    And congratulations on a great run; I know that putting your heart and soul into that play took a great deal of courage. And I also know that you’ve reached a point where you know it is time to move on, to go ‘beyond ex-gay’. (How’s that for a shameless (but free) plug?) May you find the same depth of soul as you go on with your life’s work, whatever it might be and wherever it takes you. Think of it this way, your next step is to show us how to survive the ‘now what?’ phase of this journey. And believe me, I for one, can use all the inspiration I can get.

  11. Peterson Toscano on August 4, 2007 at 3:06 am Reply

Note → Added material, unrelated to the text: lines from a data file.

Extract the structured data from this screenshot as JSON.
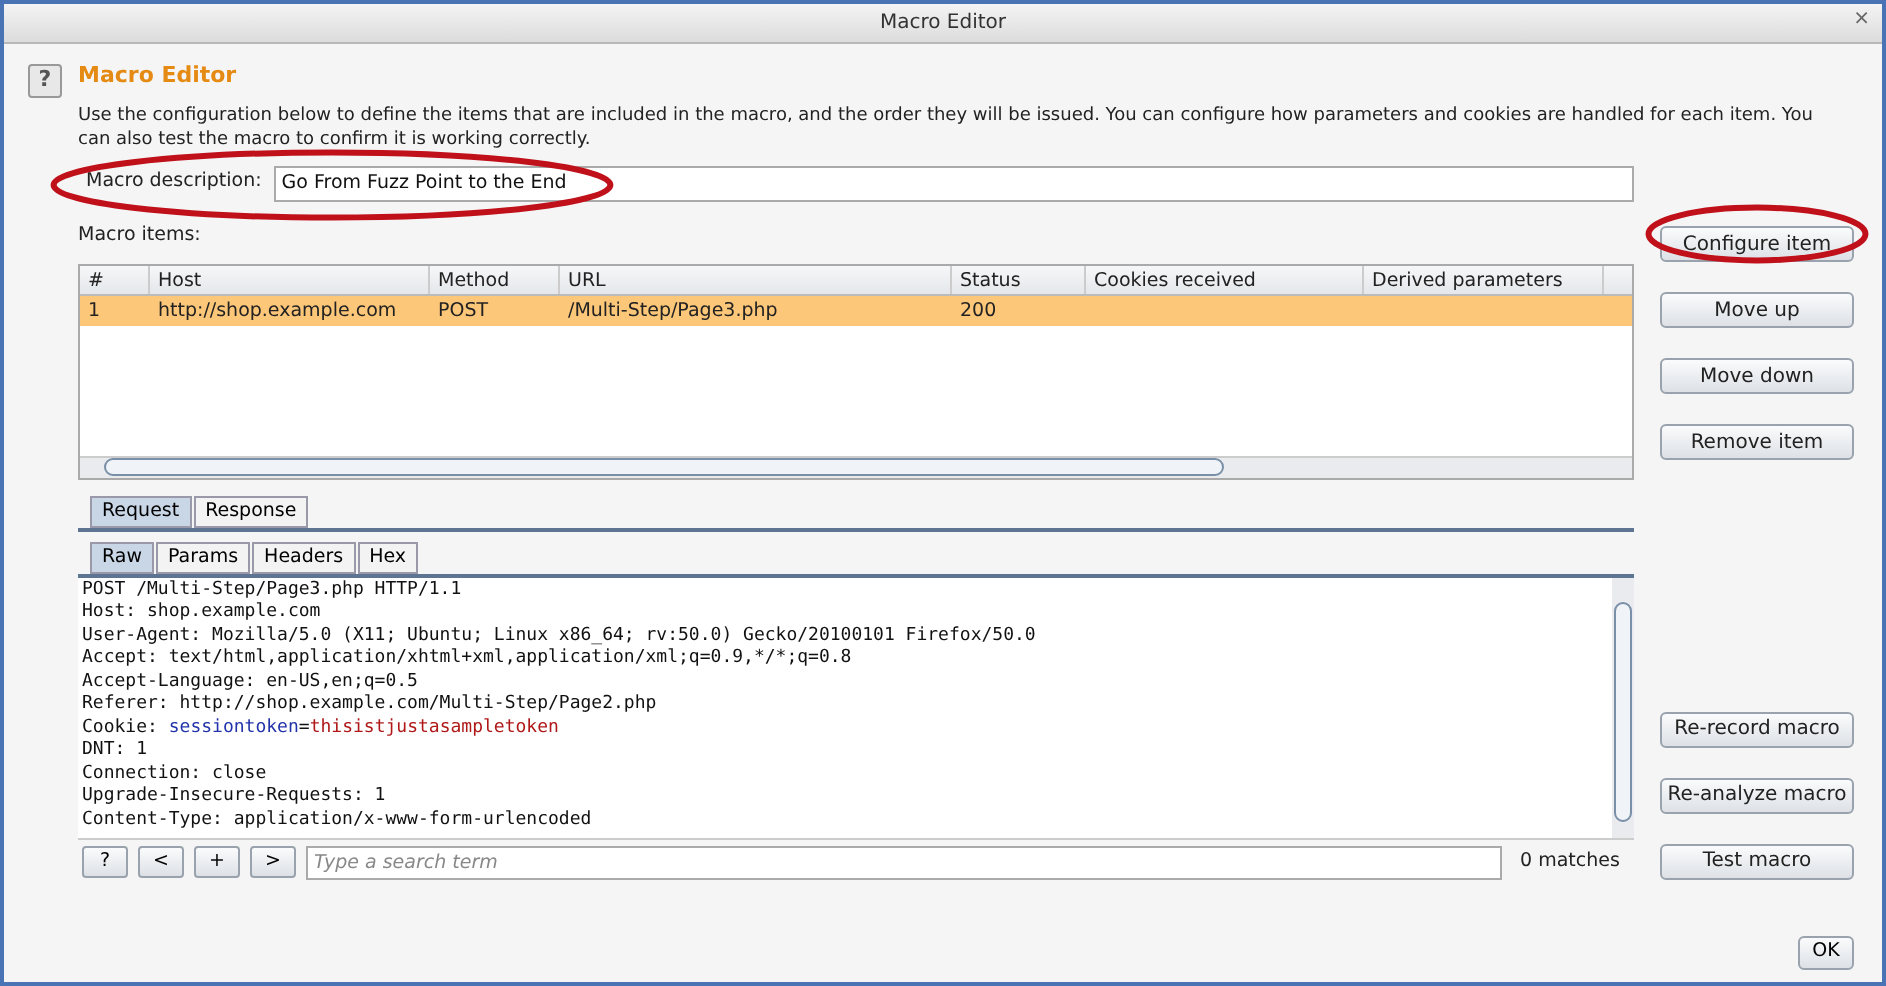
{
  "window": {
    "title": "Macro Editor",
    "close": "×"
  },
  "header": {
    "help": "?",
    "title": "Macro Editor",
    "description": "Use the configuration below to define the items that are included in the macro, and the order they will be issued. You can configure how parameters and cookies are handled for each item. You can also test the macro to confirm it is working correctly."
  },
  "description_field": {
    "label": "Macro description:",
    "value": "Go From Fuzz Point to the End"
  },
  "items_label": "Macro items:",
  "table": {
    "columns": [
      "#",
      "Host",
      "Method",
      "URL",
      "Status",
      "Cookies received",
      "Derived parameters"
    ],
    "rows": [
      {
        "selected": true,
        "cells": [
          "1",
          "http://shop.example.com",
          "POST",
          "/Multi-Step/Page3.php",
          "200",
          "",
          ""
        ]
      }
    ]
  },
  "item_buttons": [
    {
      "label": "Configure item",
      "highlighted": true
    },
    {
      "label": "Move up",
      "highlighted": false
    },
    {
      "label": "Move down",
      "highlighted": false
    },
    {
      "label": "Remove item",
      "highlighted": false
    }
  ],
  "tabs": [
    {
      "label": "Request",
      "selected": true
    },
    {
      "label": "Response",
      "selected": false
    }
  ],
  "subtabs": [
    {
      "label": "Raw",
      "selected": true
    },
    {
      "label": "Params",
      "selected": false
    },
    {
      "label": "Headers",
      "selected": false
    },
    {
      "label": "Hex",
      "selected": false
    }
  ],
  "request_lines": [
    [
      {
        "kind": "plain",
        "text": "POST /Multi-Step/Page3.php HTTP/1.1"
      }
    ],
    [
      {
        "kind": "plain",
        "text": "Host: shop.example.com"
      }
    ],
    [
      {
        "kind": "plain",
        "text": "User-Agent: Mozilla/5.0 (X11; Ubuntu; Linux x86_64; rv:50.0) Gecko/20100101 Firefox/50.0"
      }
    ],
    [
      {
        "kind": "plain",
        "text": "Accept: text/html,application/xhtml+xml,application/xml;q=0.9,*/*;q=0.8"
      }
    ],
    [
      {
        "kind": "plain",
        "text": "Accept-Language: en-US,en;q=0.5"
      }
    ],
    [
      {
        "kind": "plain",
        "text": "Referer: http://shop.example.com/Multi-Step/Page2.php"
      }
    ],
    [
      {
        "kind": "plain",
        "text": "Cookie: "
      },
      {
        "kind": "name",
        "text": "sessiontoken"
      },
      {
        "kind": "plain",
        "text": "="
      },
      {
        "kind": "value",
        "text": "thisistjustasampletoken"
      }
    ],
    [
      {
        "kind": "plain",
        "text": "DNT: 1"
      }
    ],
    [
      {
        "kind": "plain",
        "text": "Connection: close"
      }
    ],
    [
      {
        "kind": "plain",
        "text": "Upgrade-Insecure-Requests: 1"
      }
    ],
    [
      {
        "kind": "plain",
        "text": "Content-Type: application/x-www-form-urlencoded"
      }
    ]
  ],
  "search": {
    "buttons": [
      "?",
      "<",
      "+",
      ">"
    ],
    "placeholder": "Type a search term",
    "matches": "0 matches"
  },
  "macro_buttons": [
    {
      "label": "Re-record macro",
      "highlighted": false
    },
    {
      "label": "Re-analyze macro",
      "highlighted": false
    },
    {
      "label": "Test macro",
      "highlighted": false
    }
  ],
  "ok": "OK"
}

    Texas, Texas, Texas, always clamoring for me, but never coming up with the goods. 🙂

    You see I would LOVE to come to Texas, I would adore it, BUT I need a gig to get me there. I need contacts at universities or churches or theaters, in other words I need YOU to help me make it happen and then we get to hang out. Win/Win.

    So Texas, what you gonna do about it? (tag, you are it!)

  12. Cat Chapin-Bishop on August 11, 2007 at 1:26 am Reply

    Thank goodness you’re going to bring out a DVD of the performance. I was just incredibly moved by the performance you gave last year at NEYM Sessions, and I have the sense, too, that it meant the world to the Young Friends to be able to share their Peterson with the rest of the gathering. (I got the impression that the love the YFs have for you may even go beyond Little Debbie snacks, heretical as that notion might seem…)

    Anyway, like all really good, really truthful theater, your performance was a really spiritually powerful one for me, and I thank you so much for putting so much heart and soul and–oh, yeah, crazy wild humor–into it for so long.

    Brightest blessings…and I’ll be looking out for your next project!

Leave a Comment